SEA BASS on DRUNKEN NOODLE - Deep fried Sea Bass topped with homemade fresh chili and Thai basil. Serve on the top of pan fried flat rice noodle.
One of my friends recommended this dish after his visit. The bass was dense and meaty while the batter accentuated the fish's oily moisture. The pad kee mao was definitely the weak link, while the flavor was fairly prototypical the noodles were clumped together like they had been sitting out awhile.
GARLIC PRAWN - Deep fried prawn with shell and sautéed with our special garlic sauce, topped with ground black pepper.
Another recommendation from my friend the prawns certainly lived up to their name with loads of garlic-y savor. The meat was a touch tough but the shells were superb, fried to a brittle glassy sapor, it was like eating a gossamer shrimp chip.
MUSAMAN CURRY - The very interesting flavor curry made from musman curry paste with coconut cream, peanuts, onion, tometo, poteto, carrot and your choice of meat or tofu.
The same guy who ordered the satay opted to play it safe with his entree. The sauce has a rich sweet creaminess that worked well with the medium firm tofu. Like the satay the Musaman Curry was enjoyable enough but not particularly different from preparations at other good Thai restaurants.
Khao Soi - This typical Burmese influence Northern Thai egg noodle is served in curry sauce and coconut cream (your choice of beef or chicken), garnished with sliced red onion, lime and pickled vegetables.

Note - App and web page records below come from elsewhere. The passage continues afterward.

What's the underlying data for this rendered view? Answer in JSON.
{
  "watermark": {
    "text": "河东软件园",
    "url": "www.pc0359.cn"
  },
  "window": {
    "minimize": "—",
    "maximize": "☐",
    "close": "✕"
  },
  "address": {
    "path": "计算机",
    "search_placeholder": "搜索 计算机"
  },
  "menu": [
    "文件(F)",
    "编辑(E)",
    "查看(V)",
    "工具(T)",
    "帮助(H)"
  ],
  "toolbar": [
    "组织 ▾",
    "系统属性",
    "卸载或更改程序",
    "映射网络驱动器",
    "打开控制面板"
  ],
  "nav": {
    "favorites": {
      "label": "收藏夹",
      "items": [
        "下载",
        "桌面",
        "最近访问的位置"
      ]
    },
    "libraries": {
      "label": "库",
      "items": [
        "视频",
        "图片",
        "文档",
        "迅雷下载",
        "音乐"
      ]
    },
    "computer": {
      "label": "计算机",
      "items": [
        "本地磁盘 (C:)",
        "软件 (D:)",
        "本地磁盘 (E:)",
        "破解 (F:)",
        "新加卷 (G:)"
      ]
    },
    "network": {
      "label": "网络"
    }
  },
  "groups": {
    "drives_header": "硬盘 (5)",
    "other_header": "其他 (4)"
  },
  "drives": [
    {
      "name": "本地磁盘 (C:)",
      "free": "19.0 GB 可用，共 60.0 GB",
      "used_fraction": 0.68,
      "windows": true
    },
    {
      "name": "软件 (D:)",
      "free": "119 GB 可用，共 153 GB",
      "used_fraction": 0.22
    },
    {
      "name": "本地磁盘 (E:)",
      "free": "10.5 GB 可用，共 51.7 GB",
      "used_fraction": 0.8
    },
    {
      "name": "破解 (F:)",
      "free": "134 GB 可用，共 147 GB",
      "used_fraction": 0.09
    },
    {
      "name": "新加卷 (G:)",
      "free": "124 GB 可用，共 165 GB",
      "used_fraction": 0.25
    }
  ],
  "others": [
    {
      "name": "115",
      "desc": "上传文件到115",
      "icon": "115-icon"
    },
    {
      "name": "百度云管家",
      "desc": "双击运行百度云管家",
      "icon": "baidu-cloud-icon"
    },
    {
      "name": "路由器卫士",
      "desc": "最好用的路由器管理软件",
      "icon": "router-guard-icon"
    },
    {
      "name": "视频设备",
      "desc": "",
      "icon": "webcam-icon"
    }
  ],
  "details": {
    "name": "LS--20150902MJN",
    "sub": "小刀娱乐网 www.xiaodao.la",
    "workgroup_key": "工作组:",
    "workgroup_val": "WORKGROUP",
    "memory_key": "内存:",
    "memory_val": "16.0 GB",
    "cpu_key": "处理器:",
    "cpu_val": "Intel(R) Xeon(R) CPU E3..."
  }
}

Another recommendation from Renu Nakorn, that proved to be quite tasty. The plump supple noodles come covered in an unabashedly sweet coconut broth. Though a bit heavy on its own, the noodles went perfectly with the piquant crunch of the vegetables. The chicken was a touch overdone and completely unnecessary, but the rest of the dish was good enough that we finished the rest of the coconut curry with some steamed rice.
Josef Rosch Trittenheimer Apotheke 2003
We opted for a sweeter Riesling with some bottle age for our second wine. A bit subdued on the nose, the wine demonstrated a fuller riper flavor with more overt notes of honey. The rest of the party seemed to enjoy the wine but I thought it verged on overripe.
LOBSTER (Garlic Pepper Sauce) - Deep fried lobster, sautéed with our special garlic sauce.
This gargantuan beast of a lobster not only surprised my party but also shocked a number of neighboring tables into silence. Easily the largest lobster that I've ever eaten, the flavor reminded me of the preparation I've had countless times at Chinese restaurants, though the larger lobster was noticeably tougher than the ones I normally eat.
Lotus of Siam ended up being quite good and though I don't know if Lotus was the best Thai restaurant it certainly would have been my most expensive thanks to the lobster, but my companion Eric was kind enough to cover it. Ordering well is key, many of the 130+ menu items are readily available but Chef Chutima's specialty Northern Thai dishes are truly worth the trip.
Friday, September 21, 2012
953 East Sahara Avenue